_What you need to do_.
A complete copy of the entries, exactly as written, is the expected result.

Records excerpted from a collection
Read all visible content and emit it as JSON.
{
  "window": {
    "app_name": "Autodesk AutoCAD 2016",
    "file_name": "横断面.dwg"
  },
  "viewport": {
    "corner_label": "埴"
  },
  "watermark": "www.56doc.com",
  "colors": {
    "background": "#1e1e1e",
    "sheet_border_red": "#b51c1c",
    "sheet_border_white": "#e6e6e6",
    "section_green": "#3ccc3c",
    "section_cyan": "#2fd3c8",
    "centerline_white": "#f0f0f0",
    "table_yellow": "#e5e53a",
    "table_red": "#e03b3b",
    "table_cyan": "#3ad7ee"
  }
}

_Solution for this problem_.
Read all visible content and emit it as JSON.
{
  "window": {
    "app_name": "Autodesk AutoCAD 2016",
    "file_name": "横断面.dwg"
  },
  "viewport": {
    "corner_label": "埴"
  },
  "watermark": "www.56doc.com",
  "colors": {
    "background": "#1e1e1e",
    "sheet_border_red": "#b51c1c",
    "sheet_border_white": "#e6e6e6",
    "section_green": "#3ccc3c",
    "section_cyan": "#2fd3c8",
    "centerline_white": "#f0f0f0",
    "table_yellow": "#e5e53a",
    "table_red": "#e03b3b",
    "table_cyan": "#3ad7ee"
  }
}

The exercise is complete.